What is expected> Render every entry verbatim.

Data provided>
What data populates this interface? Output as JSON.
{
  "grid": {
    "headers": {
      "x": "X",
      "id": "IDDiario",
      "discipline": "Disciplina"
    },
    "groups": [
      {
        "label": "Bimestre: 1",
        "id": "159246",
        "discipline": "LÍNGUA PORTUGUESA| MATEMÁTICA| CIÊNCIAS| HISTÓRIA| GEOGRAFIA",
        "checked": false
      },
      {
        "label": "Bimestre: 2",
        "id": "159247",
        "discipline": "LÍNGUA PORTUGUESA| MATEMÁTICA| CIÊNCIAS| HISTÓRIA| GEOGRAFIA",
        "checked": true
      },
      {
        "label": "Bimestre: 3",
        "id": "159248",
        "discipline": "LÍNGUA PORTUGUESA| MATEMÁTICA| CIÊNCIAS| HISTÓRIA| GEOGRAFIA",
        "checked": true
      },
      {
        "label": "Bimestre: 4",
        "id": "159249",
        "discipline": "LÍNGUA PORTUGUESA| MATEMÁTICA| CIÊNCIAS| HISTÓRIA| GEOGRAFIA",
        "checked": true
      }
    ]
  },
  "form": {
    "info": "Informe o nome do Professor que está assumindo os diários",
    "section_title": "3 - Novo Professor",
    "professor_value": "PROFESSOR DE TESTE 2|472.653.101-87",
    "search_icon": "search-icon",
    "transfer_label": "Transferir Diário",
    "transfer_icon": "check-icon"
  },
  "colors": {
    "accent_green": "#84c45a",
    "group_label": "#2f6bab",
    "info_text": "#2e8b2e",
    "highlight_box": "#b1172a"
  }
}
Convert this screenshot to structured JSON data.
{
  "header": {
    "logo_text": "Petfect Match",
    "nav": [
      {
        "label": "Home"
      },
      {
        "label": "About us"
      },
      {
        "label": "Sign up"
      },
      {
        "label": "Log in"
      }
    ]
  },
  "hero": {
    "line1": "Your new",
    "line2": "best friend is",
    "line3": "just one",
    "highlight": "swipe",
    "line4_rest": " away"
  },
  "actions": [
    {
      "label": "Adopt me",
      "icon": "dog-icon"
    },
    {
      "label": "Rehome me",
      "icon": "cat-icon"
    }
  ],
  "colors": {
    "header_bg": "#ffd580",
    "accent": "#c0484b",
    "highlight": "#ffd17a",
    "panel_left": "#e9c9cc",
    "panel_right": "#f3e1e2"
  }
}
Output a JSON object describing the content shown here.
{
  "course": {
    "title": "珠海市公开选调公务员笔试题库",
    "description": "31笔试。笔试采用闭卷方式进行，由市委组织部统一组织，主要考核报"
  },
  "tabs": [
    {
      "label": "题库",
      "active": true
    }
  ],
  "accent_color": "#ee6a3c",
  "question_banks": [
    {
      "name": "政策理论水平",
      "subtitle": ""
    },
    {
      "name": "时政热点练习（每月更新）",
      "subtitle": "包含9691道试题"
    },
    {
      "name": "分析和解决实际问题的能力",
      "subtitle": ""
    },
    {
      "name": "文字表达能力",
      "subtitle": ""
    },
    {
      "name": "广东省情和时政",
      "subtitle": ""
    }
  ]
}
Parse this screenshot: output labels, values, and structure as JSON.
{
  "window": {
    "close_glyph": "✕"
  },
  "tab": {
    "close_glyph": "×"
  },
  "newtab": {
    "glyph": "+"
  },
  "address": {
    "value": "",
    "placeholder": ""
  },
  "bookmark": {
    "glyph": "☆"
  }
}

Result below>
What data populates this interface? Output as JSON.
{
  "grid": {
    "headers": {
      "x": "X",
      "id": "IDDiario",
      "discipline": "Disciplina"
    },
    "groups": [
      {
        "label": "Bimestre: 1",
        "id": "159246",
        "discipline": "LÍNGUA PORTUGUESA| MATEMÁTICA| CIÊNCIAS| HISTÓRIA| GEOGRAFIA",
        "checked": false
      },
      {
        "label": "Bimestre: 2",
        "id": "159247",
        "discipline": "LÍNGUA PORTUGUESA| MATEMÁTICA| CIÊNCIAS| HISTÓRIA| GEOGRAFIA",
        "checked": true
      },
      {
        "label": "Bimestre: 3",
        "id": "159248",
        "discipline": "LÍNGUA PORTUGUESA| MATEMÁTICA| CIÊNCIAS| HISTÓRIA| GEOGRAFIA",
        "checked": true
      },
      {
        "label": "Bimestre: 4",
        "id": "159249",
        "discipline": "LÍNGUA PORTUGUESA| MATEMÁTICA| CIÊNCIAS| HISTÓRIA| GEOGRAFIA",
        "checked": true
      }
    ]
  },
  "form": {
    "info": "Informe o nome do Professor que está assumindo os diários",
    "section_title": "3 - Novo Professor",
    "professor_value": "PROFESSOR DE TESTE 2|472.653.101-87",
    "search_icon": "search-icon",
    "transfer_label": "Transferir Diário",
    "transfer_icon": "check-icon"
  },
  "colors": {
    "accent_green": "#84c45a",
    "group_label": "#2f6bab",
    "info_text": "#2e8b2e",
    "highlight_box": "#b1172a"
  }
}
Convert this screenshot to structured JSON data.
{
  "header": {
    "logo_text": "Petfect Match",
    "nav": [
      {
        "label": "Home"
      },
      {
        "label": "About us"
      },
      {
        "label": "Sign up"
      },
      {
        "label": "Log in"
      }
    ]
  },
  "hero": {
    "line1": "Your new",
    "line2": "best friend is",
    "line3": "just one",
    "highlight": "swipe",
    "line4_rest": " away"
  },
  "actions": [
    {
      "label": "Adopt me",
      "icon": "dog-icon"
    },
    {
      "label": "Rehome me",
      "icon": "cat-icon"
    }
  ],
  "colors": {
    "header_bg": "#ffd580",
    "accent": "#c0484b",
    "highlight": "#ffd17a",
    "panel_left": "#e9c9cc",
    "panel_right": "#f3e1e2"
  }
}
Output a JSON object describing the content shown here.
{
  "course": {
    "title": "珠海市公开选调公务员笔试题库",
    "description": "31笔试。笔试采用闭卷方式进行，由市委组织部统一组织，主要考核报"
  },
  "tabs": [
    {
      "label": "题库",
      "active": true
    }
  ],
  "accent_color": "#ee6a3c",
  "question_banks": [
    {
      "name": "政策理论水平",
      "subtitle": ""
    },
    {
      "name": "时政热点练习（每月更新）",
      "subtitle": "包含9691道试题"
    },
    {
      "name": "分析和解决实际问题的能力",
      "subtitle": ""
    },
    {
      "name": "文字表达能力",
      "subtitle": ""
    },
    {
      "name": "广东省情和时政",
      "subtitle": ""
    }
  ]
}
Parse this screenshot: output labels, values, and structure as JSON.
{
  "window": {
    "close_glyph": "✕"
  },
  "tab": {
    "close_glyph": "×"
  },
  "newtab": {
    "glyph": "+"
  },
  "address": {
    "value": "",
    "placeholder": ""
  },
  "bookmark": {
    "glyph": "☆"
  }
}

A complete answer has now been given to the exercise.